In 2012, David Boyle met a group of Ethiopian coffee farmers while visiting Durban, South Africa. The farmers had relocated because they had been unable to make enough income from coffee farming to feed their families.
It was Boyle’s first educational lesson on the challenges of sustainable coffee farming and it set Boyle on a course that has led him to January’s launch of Cherry Hero, a healthy snack bar brand that uses coffee cherries as a primary ingredient and seeks to give back to coffee farming communities through wholesale purchases of pulp and a partnership with the nonprofit Food 4 Farmers.
We caught up with the 23-year-old entrepreneur, who describes his business as trying to make positive change in the lives of coffee farmers the “only weird way” he knows how.
For how long have the bars been on the market?
The bars have been on the market for 2 months now both online and at 4 different wholesalers. It is definitely still in the seed stages
When and how did you first learn about coffee cherries and their potential as a food ingredient?
The impetus for starting this company was a creative project to recreate and pay homage to the way coffee was first consumed, as a fruit, with the first ever “energy bar.” Ethiopian Warriors would wrap coffee cherries with clarified ghee and animal fat to sustain them on long voyages. For me, the journey that followed is the result of those findings in Mark Pendergrast’s book and my curiosity to explore further. Through research, I came through Kona Red and Bai5 and realized its potential as an antioxidant packed ingredient. I felt, however, that those companies were missing the point — that the coffee cherry could be used to tell another chapter in the amazing story of coffee, and be utilized by those at the forefront in specialty coffee, and not just be another health beverage at Costco.
Coffee fruit is not exactly prized as a delicacy. What else is in the bars and how do the ingredients work together?
We infuse the coffee cherries with fruit and nut bars. I received allot of feedback during the creation of the bars with good friends that are highly respected in the Crossfit and natural food worlds, and I went through the political and painstaking process of only using real food ingredients without any additives or sweeteners. It is true that there is sugar in the bar, but it is only natural sugar resulting from the dates and almond butter that act as the blending and forming agent for the nutrition bars. All of Cherry Hero’s bars have only 6 ingredients and aim to be a “clean-eating” experience without any of the weird ingredients that you can’t pronounce.
Can you share from where you are sourcing the discarded cherry pulp and mucilage?
As of now, I’ve been experimenting with sourcing coffee cherries from a multitude of farms. My main source is from Kona, where I’ve been tapping into some sustainable farming methods already put in place there. I’ve also been in contact with farms in Nicaragua doing some really great things. I have a great Cascara tea that I’ll be rolling out towards the end of the year from Nicaragua.
How do you reconcile the fact that this cherry stuff may be useful as potential compost to the very farmers you’re purporting to help?
Through some research, I have come to two conclusions.
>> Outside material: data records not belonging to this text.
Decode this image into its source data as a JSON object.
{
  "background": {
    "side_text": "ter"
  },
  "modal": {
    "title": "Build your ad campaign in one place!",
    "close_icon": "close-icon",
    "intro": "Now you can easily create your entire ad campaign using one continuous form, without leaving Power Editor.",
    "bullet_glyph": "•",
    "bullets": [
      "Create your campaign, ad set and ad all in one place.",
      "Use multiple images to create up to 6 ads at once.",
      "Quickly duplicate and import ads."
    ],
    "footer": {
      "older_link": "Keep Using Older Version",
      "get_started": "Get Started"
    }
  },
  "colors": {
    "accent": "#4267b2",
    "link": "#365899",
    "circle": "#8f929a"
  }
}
One being that coffee cherries are used as compost only because there haven’t been other ways to utilize them to their potential. This may seem like a crude analysis, but it was something I read word-for-word in a report done on Coffee Pulp Utilization by the Institute of Nutrition of Panama. Another research-based conclusion is that coffee pulp utilization is not a zero-sum game. In some cases, pulp is used for compost, but because of the high amount of byproduct, there is too much to use just for compost and other diversified sources of utilization also need to be found. Also, the ability to use coffee cherries as a diversified source of revenue gives the power back to the coffee farmer to decide whether he or she will either use it as compost or sell it as commodity, depending on the circumstances of that harvest.
Lastly, because coffee fruit has been scientifically proven to have all of these “superfruit” health benefits, it seems that we’re leaving untapped potential of the arabica plant on the table by only using them as compost and not as an edible source of plant polyphenols and antioxidants.
I’m 23 years old, trying to make a change in the only weird way I know how, and not in the business of doing any shady stuff. If it turns out that the coffee cherry utilization is hurting coffee farmers I would pivot my business completely.